* [ABOUT THIS TASK] Go through the records and report each line holding the string "Byte".

* [INPUT MATERIAL]
◇ ◇ ◇

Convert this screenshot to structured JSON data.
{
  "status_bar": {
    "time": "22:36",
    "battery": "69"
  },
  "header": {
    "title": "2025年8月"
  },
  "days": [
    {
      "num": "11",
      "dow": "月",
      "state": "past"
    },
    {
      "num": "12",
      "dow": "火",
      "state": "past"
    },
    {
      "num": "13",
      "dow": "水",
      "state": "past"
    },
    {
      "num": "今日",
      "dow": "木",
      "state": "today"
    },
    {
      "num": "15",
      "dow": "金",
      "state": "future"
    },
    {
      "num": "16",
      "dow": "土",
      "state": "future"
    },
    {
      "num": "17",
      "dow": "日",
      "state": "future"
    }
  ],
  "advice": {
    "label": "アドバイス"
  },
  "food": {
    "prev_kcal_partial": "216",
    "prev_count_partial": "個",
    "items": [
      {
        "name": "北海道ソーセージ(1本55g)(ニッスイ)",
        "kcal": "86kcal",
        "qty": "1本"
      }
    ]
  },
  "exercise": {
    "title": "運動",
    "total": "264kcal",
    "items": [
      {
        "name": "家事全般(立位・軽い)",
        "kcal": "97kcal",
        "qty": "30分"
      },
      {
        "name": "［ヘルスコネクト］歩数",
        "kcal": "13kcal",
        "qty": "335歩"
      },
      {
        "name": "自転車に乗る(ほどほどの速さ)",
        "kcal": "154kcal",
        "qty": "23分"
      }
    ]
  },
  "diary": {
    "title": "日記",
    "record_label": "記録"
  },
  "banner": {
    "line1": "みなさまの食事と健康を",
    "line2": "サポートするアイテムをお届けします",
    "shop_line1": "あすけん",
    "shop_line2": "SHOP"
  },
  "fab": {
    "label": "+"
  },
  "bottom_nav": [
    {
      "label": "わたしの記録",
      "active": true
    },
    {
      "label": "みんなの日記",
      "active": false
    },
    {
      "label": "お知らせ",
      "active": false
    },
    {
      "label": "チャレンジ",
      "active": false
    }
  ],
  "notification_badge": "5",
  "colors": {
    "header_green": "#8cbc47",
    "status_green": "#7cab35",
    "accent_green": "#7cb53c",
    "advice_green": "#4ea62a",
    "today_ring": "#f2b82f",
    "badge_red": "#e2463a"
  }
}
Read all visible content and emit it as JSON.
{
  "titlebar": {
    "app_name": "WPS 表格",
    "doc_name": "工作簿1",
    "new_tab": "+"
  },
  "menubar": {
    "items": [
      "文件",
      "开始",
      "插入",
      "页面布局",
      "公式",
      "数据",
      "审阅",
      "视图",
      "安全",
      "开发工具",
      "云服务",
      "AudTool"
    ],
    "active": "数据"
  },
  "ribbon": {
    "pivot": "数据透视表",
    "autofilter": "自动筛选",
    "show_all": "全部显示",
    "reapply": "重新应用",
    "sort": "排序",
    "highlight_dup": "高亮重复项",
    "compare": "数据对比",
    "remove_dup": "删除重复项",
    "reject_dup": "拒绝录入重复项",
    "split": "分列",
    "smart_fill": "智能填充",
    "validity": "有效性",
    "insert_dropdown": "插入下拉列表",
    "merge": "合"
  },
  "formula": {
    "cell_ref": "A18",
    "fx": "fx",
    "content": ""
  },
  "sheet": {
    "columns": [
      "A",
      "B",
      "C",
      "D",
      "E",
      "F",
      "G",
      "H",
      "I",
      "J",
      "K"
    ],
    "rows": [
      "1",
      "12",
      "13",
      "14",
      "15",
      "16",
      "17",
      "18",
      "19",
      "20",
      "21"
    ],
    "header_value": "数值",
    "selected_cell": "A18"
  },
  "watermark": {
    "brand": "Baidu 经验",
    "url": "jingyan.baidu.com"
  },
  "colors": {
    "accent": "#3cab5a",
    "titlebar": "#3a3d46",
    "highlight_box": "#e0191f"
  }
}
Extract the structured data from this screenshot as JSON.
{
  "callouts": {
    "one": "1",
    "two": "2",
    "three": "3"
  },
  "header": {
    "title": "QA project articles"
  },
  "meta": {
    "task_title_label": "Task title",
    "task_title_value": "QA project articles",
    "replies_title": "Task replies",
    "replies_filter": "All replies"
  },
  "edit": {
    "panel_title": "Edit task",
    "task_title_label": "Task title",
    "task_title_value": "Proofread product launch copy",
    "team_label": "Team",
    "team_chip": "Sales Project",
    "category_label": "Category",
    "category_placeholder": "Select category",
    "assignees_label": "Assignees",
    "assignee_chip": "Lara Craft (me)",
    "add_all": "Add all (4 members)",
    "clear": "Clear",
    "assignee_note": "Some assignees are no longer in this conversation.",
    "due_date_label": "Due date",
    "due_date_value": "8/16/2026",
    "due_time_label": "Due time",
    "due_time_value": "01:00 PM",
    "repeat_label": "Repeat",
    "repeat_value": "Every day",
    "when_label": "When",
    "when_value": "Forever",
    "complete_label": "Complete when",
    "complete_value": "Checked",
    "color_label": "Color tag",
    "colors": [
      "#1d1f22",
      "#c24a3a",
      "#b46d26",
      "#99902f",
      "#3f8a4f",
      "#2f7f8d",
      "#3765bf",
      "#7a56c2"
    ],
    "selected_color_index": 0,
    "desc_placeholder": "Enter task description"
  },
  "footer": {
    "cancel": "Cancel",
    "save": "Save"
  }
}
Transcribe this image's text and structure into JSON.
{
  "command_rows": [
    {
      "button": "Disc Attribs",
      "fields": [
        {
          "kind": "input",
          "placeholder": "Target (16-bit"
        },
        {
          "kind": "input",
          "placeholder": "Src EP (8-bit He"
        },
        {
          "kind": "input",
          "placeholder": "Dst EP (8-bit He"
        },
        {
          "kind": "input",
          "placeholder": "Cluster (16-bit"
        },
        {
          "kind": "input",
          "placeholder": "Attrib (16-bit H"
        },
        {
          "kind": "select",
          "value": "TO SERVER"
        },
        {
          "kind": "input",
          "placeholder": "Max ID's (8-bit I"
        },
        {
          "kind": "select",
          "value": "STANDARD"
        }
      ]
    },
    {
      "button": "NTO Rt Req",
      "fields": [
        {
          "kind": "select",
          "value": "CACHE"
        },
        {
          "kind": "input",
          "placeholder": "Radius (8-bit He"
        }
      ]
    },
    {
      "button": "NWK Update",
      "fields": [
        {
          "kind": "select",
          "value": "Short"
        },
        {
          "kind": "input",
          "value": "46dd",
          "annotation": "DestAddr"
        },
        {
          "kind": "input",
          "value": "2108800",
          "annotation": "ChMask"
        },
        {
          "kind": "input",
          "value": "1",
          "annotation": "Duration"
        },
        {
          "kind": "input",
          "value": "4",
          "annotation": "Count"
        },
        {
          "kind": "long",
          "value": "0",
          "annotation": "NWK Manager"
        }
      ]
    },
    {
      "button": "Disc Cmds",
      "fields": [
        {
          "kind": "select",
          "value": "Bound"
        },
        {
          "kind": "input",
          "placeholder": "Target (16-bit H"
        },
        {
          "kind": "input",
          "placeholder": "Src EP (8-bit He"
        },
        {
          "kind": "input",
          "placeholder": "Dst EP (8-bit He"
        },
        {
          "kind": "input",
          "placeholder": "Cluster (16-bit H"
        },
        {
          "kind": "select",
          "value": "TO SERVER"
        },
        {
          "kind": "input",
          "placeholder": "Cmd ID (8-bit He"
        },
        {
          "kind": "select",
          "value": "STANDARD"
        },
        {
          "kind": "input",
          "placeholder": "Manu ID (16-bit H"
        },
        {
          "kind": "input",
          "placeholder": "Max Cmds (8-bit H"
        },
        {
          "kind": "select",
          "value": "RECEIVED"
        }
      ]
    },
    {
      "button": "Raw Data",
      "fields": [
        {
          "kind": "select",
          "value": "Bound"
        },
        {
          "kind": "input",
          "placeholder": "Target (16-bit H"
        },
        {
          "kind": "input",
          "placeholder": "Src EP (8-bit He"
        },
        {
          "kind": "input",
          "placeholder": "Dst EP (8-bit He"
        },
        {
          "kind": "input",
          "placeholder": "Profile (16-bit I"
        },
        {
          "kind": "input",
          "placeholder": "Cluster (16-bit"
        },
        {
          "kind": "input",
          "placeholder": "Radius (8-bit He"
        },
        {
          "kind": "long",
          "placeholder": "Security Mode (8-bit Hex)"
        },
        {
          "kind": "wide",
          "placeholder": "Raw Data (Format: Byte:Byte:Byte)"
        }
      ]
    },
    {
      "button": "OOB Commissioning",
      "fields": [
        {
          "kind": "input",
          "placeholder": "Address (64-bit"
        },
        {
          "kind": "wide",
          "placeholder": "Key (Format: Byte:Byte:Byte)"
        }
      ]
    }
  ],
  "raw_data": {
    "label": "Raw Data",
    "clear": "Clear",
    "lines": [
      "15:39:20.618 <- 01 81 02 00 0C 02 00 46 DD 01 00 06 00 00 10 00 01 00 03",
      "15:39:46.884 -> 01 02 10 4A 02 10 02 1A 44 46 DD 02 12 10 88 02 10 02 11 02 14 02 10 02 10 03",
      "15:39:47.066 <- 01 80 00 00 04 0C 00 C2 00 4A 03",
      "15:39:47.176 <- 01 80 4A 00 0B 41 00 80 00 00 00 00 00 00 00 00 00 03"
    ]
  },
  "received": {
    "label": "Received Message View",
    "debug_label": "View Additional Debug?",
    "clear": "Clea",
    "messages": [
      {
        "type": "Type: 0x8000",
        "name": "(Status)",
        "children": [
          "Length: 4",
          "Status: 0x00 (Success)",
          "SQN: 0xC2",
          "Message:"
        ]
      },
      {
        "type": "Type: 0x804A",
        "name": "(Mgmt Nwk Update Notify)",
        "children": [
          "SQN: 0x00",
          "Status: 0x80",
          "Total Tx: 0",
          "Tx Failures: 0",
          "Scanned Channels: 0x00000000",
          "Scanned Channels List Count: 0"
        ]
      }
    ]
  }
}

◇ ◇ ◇

* [REPLY TO THE EXERCISE]
          "placeholder": "Raw Data (Format: Byte:Byte:Byte)"
          "placeholder": "Key (Format: Byte:Byte:Byte)"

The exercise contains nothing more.